## Task item
Each record that follows is to be reproduced character for character, pictures excepted.

[Data about app and page elements]
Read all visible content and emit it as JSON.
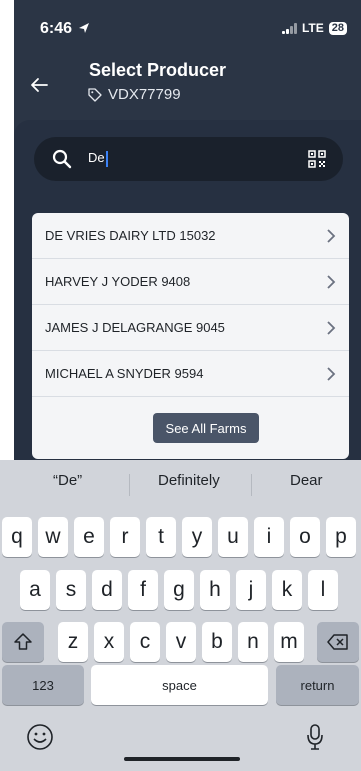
{
  "status_bar": {
    "time": "6:46",
    "network": "LTE",
    "battery": "28"
  },
  "header": {
    "back_icon": "arrow-left-icon",
    "title": "Select Producer",
    "subtitle": "VDX77799",
    "subtitle_icon": "tag-icon"
  },
  "search": {
    "value": "De",
    "search_icon": "search-icon",
    "qr_icon": "qr-code-icon"
  },
  "producers": [
    {
      "label": "DE VRIES DAIRY LTD 15032"
    },
    {
      "label": "HARVEY J YODER 9408"
    },
    {
      "label": "JAMES J DELAGRANGE 9045"
    },
    {
      "label": "MICHAEL A SNYDER 9594"
    }
  ],
  "see_all_label": "See All Farms",
  "keyboard": {
    "suggestions": [
      "“De”",
      "Definitely",
      "Dear"
    ],
    "row1": [
      "q",
      "w",
      "e",
      "r",
      "t",
      "y",
      "u",
      "i",
      "o",
      "p"
    ],
    "row2": [
      "a",
      "s",
      "d",
      "f",
      "g",
      "h",
      "j",
      "k",
      "l"
    ],
    "row3": [
      "z",
      "x",
      "c",
      "v",
      "b",
      "n",
      "m"
    ],
    "numbers_label": "123",
    "space_label": "space",
    "return_label": "return"
  },
  "colors": {
    "app_bg": "#2b3545",
    "search_bg": "#1a212c",
    "caret": "#3b82f6",
    "button_bg": "#4a5568",
    "keyboard_bg": "#d1d4da"
  }
}
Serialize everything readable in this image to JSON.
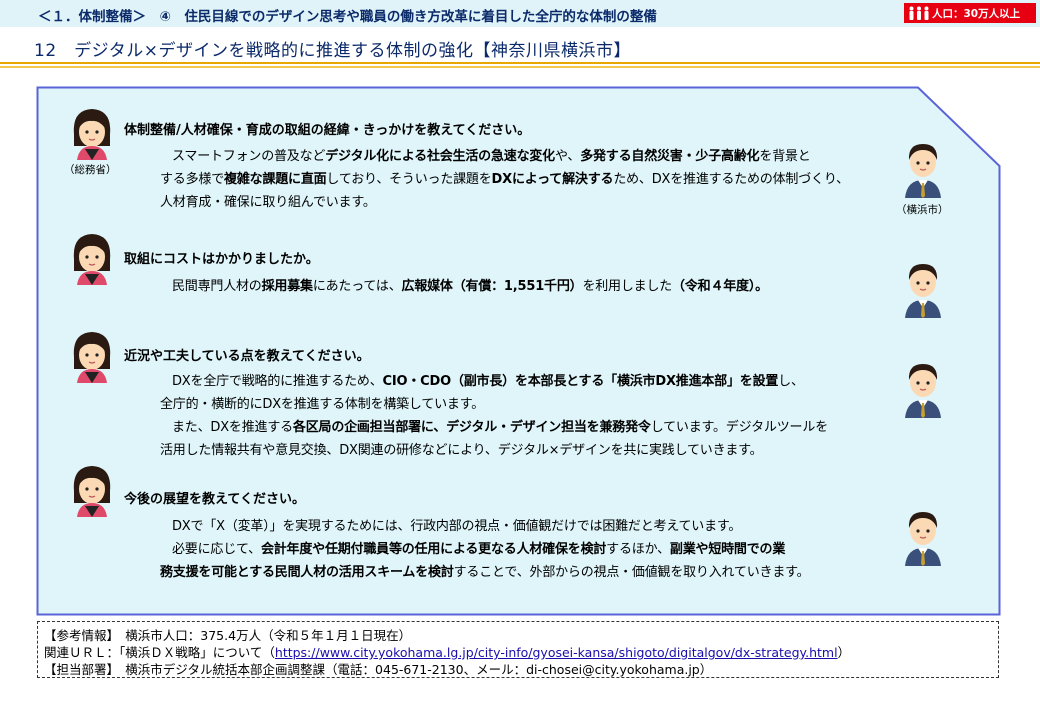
{
  "header": {
    "section_text": "＜１．体制整備＞　④　住民目線でのデザイン思考や職員の働き方改革に着目した全庁的な体制の整備",
    "population_badge": "人口：30万人以上",
    "badge_color": "#e60012"
  },
  "title": "12　デジタル×デザインを戦略的に推進する体制の強化【神奈川県横浜市】",
  "captions": {
    "ministry": "（総務省）",
    "city": "（横浜市）"
  },
  "qa": [
    {
      "question": "体制整備/人材確保・育成の取組の経緯・きっかけを教えてください。",
      "lines": [
        [
          "スマートフォンの普及など",
          "デジタル化による社会生活の急速な変化",
          "や、",
          "多発する自然災害・少子高齢化",
          "を背景と"
        ],
        [
          "する多様で",
          "複雑な課題に直面",
          "しており、そういった課題を",
          "DXによって解決する",
          "ため、DXを推進するための体制づくり、"
        ],
        [
          "人材育成・確保に取り組んでいます。"
        ]
      ]
    },
    {
      "question": "取組にコストはかかりましたか。",
      "lines": [
        [
          "民間専門人材の",
          "採用募集",
          "にあたっては、",
          "広報媒体（有償：1,551千円）",
          "を利用しました",
          "（令和４年度）。"
        ]
      ]
    },
    {
      "question": "近況や工夫している点を教えてください。",
      "lines": [
        [
          "DXを全庁で戦略的に推進するため、",
          "CIO・CDO（副市長）を本部長とする「横浜市DX推進本部」を設置",
          "し、"
        ],
        [
          "全庁的・横断的にDXを推進する体制を構築しています。"
        ],
        [
          "また、DXを推進する",
          "各区局の企画担当部署に、デジタル・デザイン担当を兼務発令",
          "しています。デジタルツールを"
        ],
        [
          "活用した情報共有や意見交換、DX関連の研修などにより、デジタル×デザインを共に実践していきます。"
        ]
      ]
    },
    {
      "question": "今後の展望を教えてください。",
      "lines": [
        [
          "DXで「X（変革）」を実現するためには、行政内部の視点・価値観だけでは困難だと考えています。"
        ],
        [
          "必要に応じて、",
          "会計年度や任期付職員等の任用による更なる人材確保を検討",
          "するほか、",
          "副業や短時間での業"
        ],
        [
          "務支援を可能とする民間人材の活用スキームを検討",
          "することで、外部からの視点・価値観を取り入れていきます。"
        ]
      ]
    }
  ],
  "footer": {
    "ref_label": "【参考情報】",
    "ref_text": "横浜市人口：375.4万人（令和５年１月１日現在）",
    "url_prefix": "関連ＵＲＬ：「横浜ＤＸ戦略」について（",
    "url": "https://www.city.yokohama.lg.jp/city-info/gyosei-kansa/shigoto/digitalgov/dx-strategy.html",
    "url_suffix": "）",
    "dept_label": "【担当部署】",
    "dept_text": "横浜市デジタル統括本部企画調整課（電話：045-671-2130、メール：di-chosei@city.yokohama.jp）"
  },
  "colors": {
    "panel_fill": "#dff5f9",
    "panel_border": "#5a63d8",
    "banner_fill": "#dff3f8",
    "title_color": "#0b2a6a",
    "rule_color": "#e8a600"
  }
}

## Response
Read all visible content and emit it as JSON.
{
  "status_bar": {
    "time": "6:46",
    "network": "LTE",
    "battery": "28"
  },
  "header": {
    "back_icon": "arrow-left-icon",
    "title": "Select Producer",
    "subtitle": "VDX77799",
    "subtitle_icon": "tag-icon"
  },
  "search": {
    "value": "De",
    "search_icon": "search-icon",
    "qr_icon": "qr-code-icon"
  },
  "producers": [
    {
      "label": "DE VRIES DAIRY LTD 15032"
    },
    {
      "label": "HARVEY J YODER 9408"
    },
    {
      "label": "JAMES J DELAGRANGE 9045"
    },
    {
      "label": "MICHAEL A SNYDER 9594"
    }
  ],
  "see_all_label": "See All Farms",
  "keyboard": {
    "suggestions": [
      "“De”",
      "Definitely",
      "Dear"
    ],
    "row1": [
      "q",
      "w",
      "e",
      "r",
      "t",
      "y",
      "u",
      "i",
      "o",
      "p"
    ],
    "row2": [
      "a",
      "s",
      "d",
      "f",
      "g",
      "h",
      "j",
      "k",
      "l"
    ],
    "row3": [
      "z",
      "x",
      "c",
      "v",
      "b",
      "n",
      "m"
    ],
    "numbers_label": "123",
    "space_label": "space",
    "return_label": "return"
  },
  "colors": {
    "app_bg": "#2b3545",
    "search_bg": "#1a212c",
    "caret": "#3b82f6",
    "button_bg": "#4a5568",
    "keyboard_bg": "#d1d4da"
  }
}
Serialize everything readable in this image to JSON.
{
  "header": {
    "section_text": "＜１．体制整備＞　④　住民目線でのデザイン思考や職員の働き方改革に着目した全庁的な体制の整備",
    "population_badge": "人口：30万人以上",
    "badge_color": "#e60012"
  },
  "title": "12　デジタル×デザインを戦略的に推進する体制の強化【神奈川県横浜市】",
  "captions": {
    "ministry": "（総務省）",
    "city": "（横浜市）"
  },
  "qa": [
    {
      "question": "体制整備/人材確保・育成の取組の経緯・きっかけを教えてください。",
      "lines": [
        [
          "スマートフォンの普及など",
          "デジタル化による社会生活の急速な変化",
          "や、",
          "多発する自然災害・少子高齢化",
          "を背景と"
        ],
        [
          "する多様で",
          "複雑な課題に直面",
          "しており、そういった課題を",
          "DXによって解決する",
          "ため、DXを推進するための体制づくり、"
        ],
        [
          "人材育成・確保に取り組んでいます。"
        ]
      ]
    },
    {
      "question": "取組にコストはかかりましたか。",
      "lines": [
        [
          "民間専門人材の",
          "採用募集",
          "にあたっては、",
          "広報媒体（有償：1,551千円）",
          "を利用しました",
          "（令和４年度）。"
        ]
      ]
    },
    {
      "question": "近況や工夫している点を教えてください。",
      "lines": [
        [
          "DXを全庁で戦略的に推進するため、",
          "CIO・CDO（副市長）を本部長とする「横浜市DX推進本部」を設置",
          "し、"
        ],
        [
          "全庁的・横断的にDXを推進する体制を構築しています。"
        ],
        [
          "また、DXを推進する",
          "各区局の企画担当部署に、デジタル・デザイン担当を兼務発令",
          "しています。デジタルツールを"
        ],
        [
          "活用した情報共有や意見交換、DX関連の研修などにより、デジタル×デザインを共に実践していきます。"
        ]
      ]
    },
    {
      "question": "今後の展望を教えてください。",
      "lines": [
        [
          "DXで「X（変革）」を実現するためには、行政内部の視点・価値観だけでは困難だと考えています。"
        ],
        [
          "必要に応じて、",
          "会計年度や任期付職員等の任用による更なる人材確保を検討",
          "するほか、",
          "副業や短時間での業"
        ],
        [
          "務支援を可能とする民間人材の活用スキームを検討",
          "することで、外部からの視点・価値観を取り入れていきます。"
        ]
      ]
    }
  ],
  "footer": {
    "ref_label": "【参考情報】",
    "ref_text": "横浜市人口：375.4万人（令和５年１月１日現在）",
    "url_prefix": "関連ＵＲＬ：「横浜ＤＸ戦略」について（",
    "url": "https://www.city.yokohama.lg.jp/city-info/gyosei-kansa/shigoto/digitalgov/dx-strategy.html",
    "url_suffix": "）",
    "dept_label": "【担当部署】",
    "dept_text": "横浜市デジタル統括本部企画調整課（電話：045-671-2130、メール：di-chosei@city.yokohama.jp）"
  },
  "colors": {
    "panel_fill": "#dff5f9",
    "panel_border": "#5a63d8",
    "banner_fill": "#dff3f8",
    "title_color": "#0b2a6a",
    "rule_color": "#e8a600"
  }
}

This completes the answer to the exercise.